### Assignment:
Identify all lines below that hold "this" and collect them.

Recorded data:
::::::

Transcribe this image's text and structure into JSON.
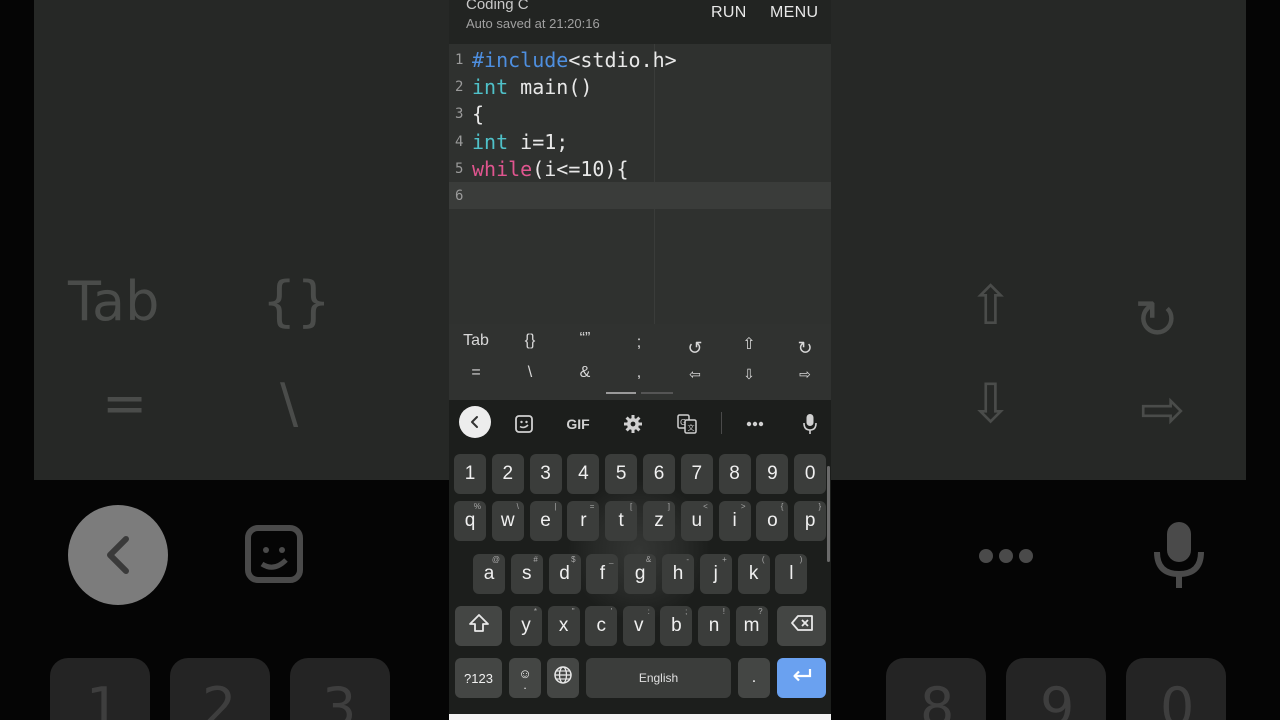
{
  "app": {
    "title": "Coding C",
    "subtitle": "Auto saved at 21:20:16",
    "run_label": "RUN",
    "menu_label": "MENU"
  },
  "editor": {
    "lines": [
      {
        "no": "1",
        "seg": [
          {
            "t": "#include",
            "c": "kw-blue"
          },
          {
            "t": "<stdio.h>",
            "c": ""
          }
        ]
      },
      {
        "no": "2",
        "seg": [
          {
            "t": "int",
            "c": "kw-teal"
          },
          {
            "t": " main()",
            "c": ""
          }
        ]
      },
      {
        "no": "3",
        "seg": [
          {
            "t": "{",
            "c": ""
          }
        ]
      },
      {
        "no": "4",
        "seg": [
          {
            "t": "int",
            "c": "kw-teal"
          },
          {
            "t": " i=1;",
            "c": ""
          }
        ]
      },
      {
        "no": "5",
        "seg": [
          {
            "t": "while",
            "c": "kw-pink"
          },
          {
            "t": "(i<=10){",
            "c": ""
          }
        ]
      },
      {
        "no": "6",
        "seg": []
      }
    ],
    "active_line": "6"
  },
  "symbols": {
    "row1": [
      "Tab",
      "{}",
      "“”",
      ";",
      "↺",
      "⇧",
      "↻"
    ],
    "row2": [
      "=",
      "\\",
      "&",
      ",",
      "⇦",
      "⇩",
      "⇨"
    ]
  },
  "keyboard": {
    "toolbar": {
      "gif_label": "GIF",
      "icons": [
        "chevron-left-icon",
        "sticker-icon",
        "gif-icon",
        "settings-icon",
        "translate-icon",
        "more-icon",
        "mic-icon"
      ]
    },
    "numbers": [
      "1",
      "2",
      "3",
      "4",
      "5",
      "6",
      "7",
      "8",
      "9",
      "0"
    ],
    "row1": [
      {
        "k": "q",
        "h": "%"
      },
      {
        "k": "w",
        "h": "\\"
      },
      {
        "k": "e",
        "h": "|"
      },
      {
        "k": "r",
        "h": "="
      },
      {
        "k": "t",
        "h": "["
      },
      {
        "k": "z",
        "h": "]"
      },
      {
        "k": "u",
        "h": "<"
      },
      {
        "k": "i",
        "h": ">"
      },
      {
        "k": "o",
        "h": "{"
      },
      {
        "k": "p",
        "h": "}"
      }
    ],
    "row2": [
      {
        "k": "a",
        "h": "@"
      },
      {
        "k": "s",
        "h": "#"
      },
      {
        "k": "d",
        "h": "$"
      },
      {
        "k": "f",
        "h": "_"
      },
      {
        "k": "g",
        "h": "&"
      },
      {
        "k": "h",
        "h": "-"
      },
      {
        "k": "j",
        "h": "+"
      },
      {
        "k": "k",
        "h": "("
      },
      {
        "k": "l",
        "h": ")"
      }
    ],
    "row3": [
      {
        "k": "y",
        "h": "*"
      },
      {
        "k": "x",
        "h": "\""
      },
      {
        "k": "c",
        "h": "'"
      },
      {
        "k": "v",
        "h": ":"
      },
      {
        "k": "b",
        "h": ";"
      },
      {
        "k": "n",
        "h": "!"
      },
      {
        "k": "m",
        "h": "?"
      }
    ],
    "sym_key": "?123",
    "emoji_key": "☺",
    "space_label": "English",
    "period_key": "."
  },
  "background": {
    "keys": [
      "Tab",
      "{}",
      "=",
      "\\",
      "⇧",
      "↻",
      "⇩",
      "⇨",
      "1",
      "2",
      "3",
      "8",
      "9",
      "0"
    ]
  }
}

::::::

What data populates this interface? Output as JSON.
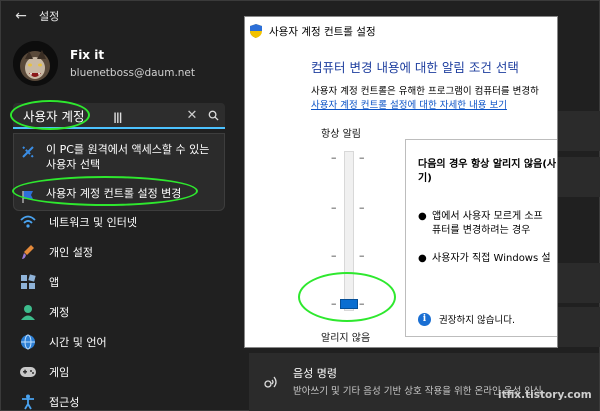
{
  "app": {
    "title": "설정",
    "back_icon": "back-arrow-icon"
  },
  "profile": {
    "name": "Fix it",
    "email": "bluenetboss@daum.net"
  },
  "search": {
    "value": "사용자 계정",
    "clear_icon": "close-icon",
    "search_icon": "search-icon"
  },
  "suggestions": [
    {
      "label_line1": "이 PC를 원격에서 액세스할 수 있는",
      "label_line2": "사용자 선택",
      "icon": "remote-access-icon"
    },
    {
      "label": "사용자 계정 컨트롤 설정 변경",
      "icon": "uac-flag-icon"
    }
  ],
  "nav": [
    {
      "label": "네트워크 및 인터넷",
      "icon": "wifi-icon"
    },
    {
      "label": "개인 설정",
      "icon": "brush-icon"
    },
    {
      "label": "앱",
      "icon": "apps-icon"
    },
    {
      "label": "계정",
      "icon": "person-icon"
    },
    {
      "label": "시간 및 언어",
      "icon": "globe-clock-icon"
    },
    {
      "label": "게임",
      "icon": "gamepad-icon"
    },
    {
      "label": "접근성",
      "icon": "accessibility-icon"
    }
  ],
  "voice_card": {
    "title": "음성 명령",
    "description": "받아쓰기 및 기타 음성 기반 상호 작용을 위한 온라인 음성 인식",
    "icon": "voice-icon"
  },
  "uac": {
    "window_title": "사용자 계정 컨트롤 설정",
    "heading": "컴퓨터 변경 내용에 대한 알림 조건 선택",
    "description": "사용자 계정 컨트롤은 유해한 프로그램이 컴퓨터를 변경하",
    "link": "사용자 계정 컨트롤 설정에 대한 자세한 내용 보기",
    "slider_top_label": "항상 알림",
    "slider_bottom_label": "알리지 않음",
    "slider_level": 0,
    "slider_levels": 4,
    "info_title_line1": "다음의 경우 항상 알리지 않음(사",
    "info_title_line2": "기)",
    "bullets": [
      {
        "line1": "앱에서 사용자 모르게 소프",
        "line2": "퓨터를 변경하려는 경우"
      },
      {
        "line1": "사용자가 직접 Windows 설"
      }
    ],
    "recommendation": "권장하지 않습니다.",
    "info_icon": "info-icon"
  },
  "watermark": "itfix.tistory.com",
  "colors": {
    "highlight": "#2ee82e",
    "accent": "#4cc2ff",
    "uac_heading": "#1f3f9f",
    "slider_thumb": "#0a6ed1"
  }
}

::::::

### Response:
Transcribe this image's text and structure into JSON.
What data populates this interface? Output as JSON.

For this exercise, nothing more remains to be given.